▶ Assignment
Count the lines below that hold the word "components" and say how many, with no other text.

▶ Supplied data
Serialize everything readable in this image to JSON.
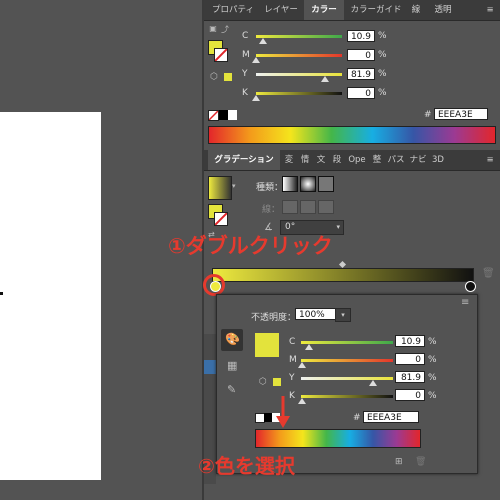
{
  "color_panel": {
    "tabs": [
      "プロパティ",
      "レイヤー",
      "カラー",
      "カラーガイド",
      "線",
      "透明"
    ],
    "rows": [
      {
        "label": "C",
        "value": "10.9",
        "unit": "%"
      },
      {
        "label": "M",
        "value": "0",
        "unit": "%"
      },
      {
        "label": "Y",
        "value": "81.9",
        "unit": "%"
      },
      {
        "label": "K",
        "value": "0",
        "unit": "%"
      }
    ],
    "hex_label": "#",
    "hex_value": "EEEA3E"
  },
  "gradient_panel": {
    "tabs": [
      "グラデーション",
      "変",
      "情",
      "文",
      "段",
      "Ope",
      "整",
      "パス",
      "ナビ",
      "3D"
    ],
    "type_label": "種類：",
    "stroke_label": "線：",
    "angle_value": "0°"
  },
  "popup": {
    "opacity_label": "不透明度：",
    "opacity_value": "100%",
    "rows": [
      {
        "label": "C",
        "value": "10.9",
        "unit": "%"
      },
      {
        "label": "M",
        "value": "0",
        "unit": "%"
      },
      {
        "label": "Y",
        "value": "81.9",
        "unit": "%"
      },
      {
        "label": "K",
        "value": "0",
        "unit": "%"
      }
    ],
    "hex_label": "#",
    "hex_value": "EEEA3E"
  },
  "annotations": {
    "double_click": "①ダブルクリック",
    "select_color": "②色を選択"
  },
  "colors": {
    "selected_color": "#e3e33c",
    "callout_red": "#e63a2e"
  }
}
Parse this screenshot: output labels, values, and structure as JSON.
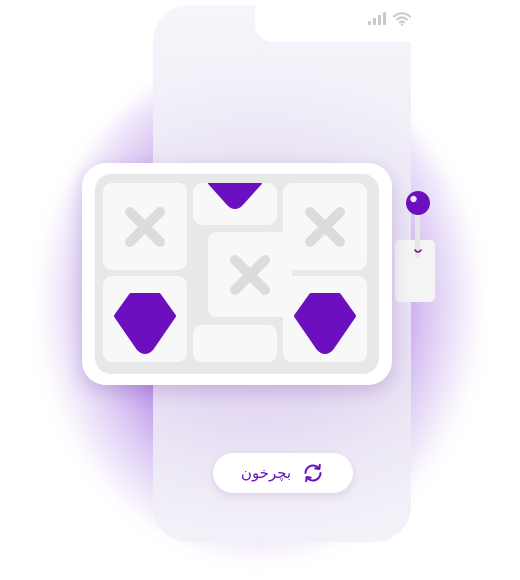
{
  "spin_button": {
    "label": "بچرخون",
    "icon": "refresh-icon"
  },
  "reels": [
    [
      "x-symbol",
      "x-symbol",
      "gem-symbol"
    ],
    [
      "gem-symbol",
      "x-symbol",
      "blank"
    ],
    [
      "x-symbol",
      "gem-symbol"
    ]
  ],
  "colors": {
    "accent": "#6c0fbf",
    "symbol_gray": "#dcdcdc",
    "reel_bg": "#e8e8e8",
    "cell_bg": "#f8f8f8"
  },
  "status_icons": [
    "signal-icon",
    "wifi-icon"
  ]
}
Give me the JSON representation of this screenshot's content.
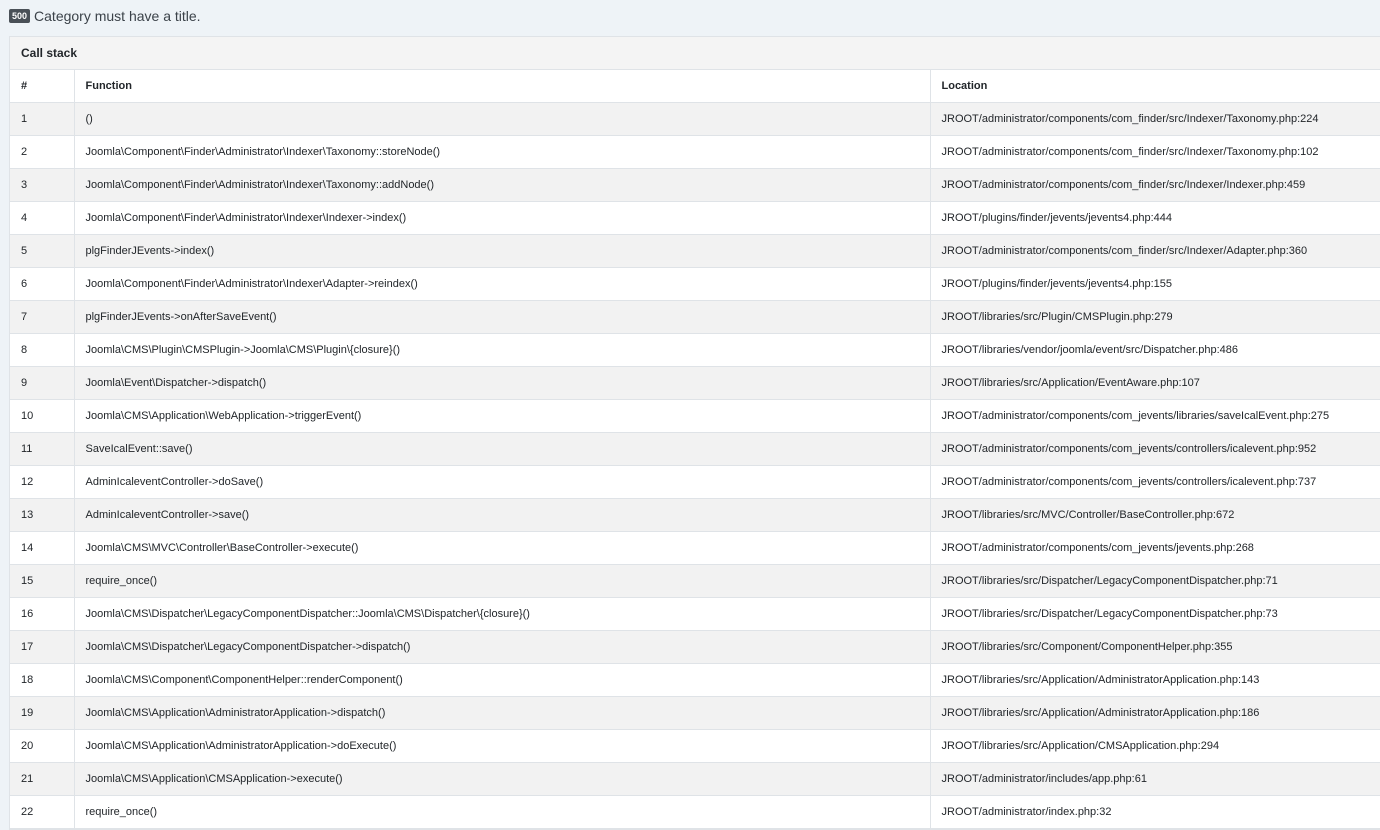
{
  "error": {
    "code": "500",
    "message": "Category must have a title."
  },
  "call_stack": {
    "title": "Call stack",
    "columns": [
      "#",
      "Function",
      "Location"
    ],
    "rows": [
      {
        "num": "1",
        "func": "()",
        "loc": "JROOT/administrator/components/com_finder/src/Indexer/Taxonomy.php:224"
      },
      {
        "num": "2",
        "func": "Joomla\\Component\\Finder\\Administrator\\Indexer\\Taxonomy::storeNode()",
        "loc": "JROOT/administrator/components/com_finder/src/Indexer/Taxonomy.php:102"
      },
      {
        "num": "3",
        "func": "Joomla\\Component\\Finder\\Administrator\\Indexer\\Taxonomy::addNode()",
        "loc": "JROOT/administrator/components/com_finder/src/Indexer/Indexer.php:459"
      },
      {
        "num": "4",
        "func": "Joomla\\Component\\Finder\\Administrator\\Indexer\\Indexer->index()",
        "loc": "JROOT/plugins/finder/jevents/jevents4.php:444"
      },
      {
        "num": "5",
        "func": "plgFinderJEvents->index()",
        "loc": "JROOT/administrator/components/com_finder/src/Indexer/Adapter.php:360"
      },
      {
        "num": "6",
        "func": "Joomla\\Component\\Finder\\Administrator\\Indexer\\Adapter->reindex()",
        "loc": "JROOT/plugins/finder/jevents/jevents4.php:155"
      },
      {
        "num": "7",
        "func": "plgFinderJEvents->onAfterSaveEvent()",
        "loc": "JROOT/libraries/src/Plugin/CMSPlugin.php:279"
      },
      {
        "num": "8",
        "func": "Joomla\\CMS\\Plugin\\CMSPlugin->Joomla\\CMS\\Plugin\\{closure}()",
        "loc": "JROOT/libraries/vendor/joomla/event/src/Dispatcher.php:486"
      },
      {
        "num": "9",
        "func": "Joomla\\Event\\Dispatcher->dispatch()",
        "loc": "JROOT/libraries/src/Application/EventAware.php:107"
      },
      {
        "num": "10",
        "func": "Joomla\\CMS\\Application\\WebApplication->triggerEvent()",
        "loc": "JROOT/administrator/components/com_jevents/libraries/saveIcalEvent.php:275"
      },
      {
        "num": "11",
        "func": "SaveIcalEvent::save()",
        "loc": "JROOT/administrator/components/com_jevents/controllers/icalevent.php:952"
      },
      {
        "num": "12",
        "func": "AdminIcaleventController->doSave()",
        "loc": "JROOT/administrator/components/com_jevents/controllers/icalevent.php:737"
      },
      {
        "num": "13",
        "func": "AdminIcaleventController->save()",
        "loc": "JROOT/libraries/src/MVC/Controller/BaseController.php:672"
      },
      {
        "num": "14",
        "func": "Joomla\\CMS\\MVC\\Controller\\BaseController->execute()",
        "loc": "JROOT/administrator/components/com_jevents/jevents.php:268"
      },
      {
        "num": "15",
        "func": "require_once()",
        "loc": "JROOT/libraries/src/Dispatcher/LegacyComponentDispatcher.php:71"
      },
      {
        "num": "16",
        "func": "Joomla\\CMS\\Dispatcher\\LegacyComponentDispatcher::Joomla\\CMS\\Dispatcher\\{closure}()",
        "loc": "JROOT/libraries/src/Dispatcher/LegacyComponentDispatcher.php:73"
      },
      {
        "num": "17",
        "func": "Joomla\\CMS\\Dispatcher\\LegacyComponentDispatcher->dispatch()",
        "loc": "JROOT/libraries/src/Component/ComponentHelper.php:355"
      },
      {
        "num": "18",
        "func": "Joomla\\CMS\\Component\\ComponentHelper::renderComponent()",
        "loc": "JROOT/libraries/src/Application/AdministratorApplication.php:143"
      },
      {
        "num": "19",
        "func": "Joomla\\CMS\\Application\\AdministratorApplication->dispatch()",
        "loc": "JROOT/libraries/src/Application/AdministratorApplication.php:186"
      },
      {
        "num": "20",
        "func": "Joomla\\CMS\\Application\\AdministratorApplication->doExecute()",
        "loc": "JROOT/libraries/src/Application/CMSApplication.php:294"
      },
      {
        "num": "21",
        "func": "Joomla\\CMS\\Application\\CMSApplication->execute()",
        "loc": "JROOT/administrator/includes/app.php:61"
      },
      {
        "num": "22",
        "func": "require_once()",
        "loc": "JROOT/administrator/index.php:32"
      }
    ]
  }
}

▶ Your response
8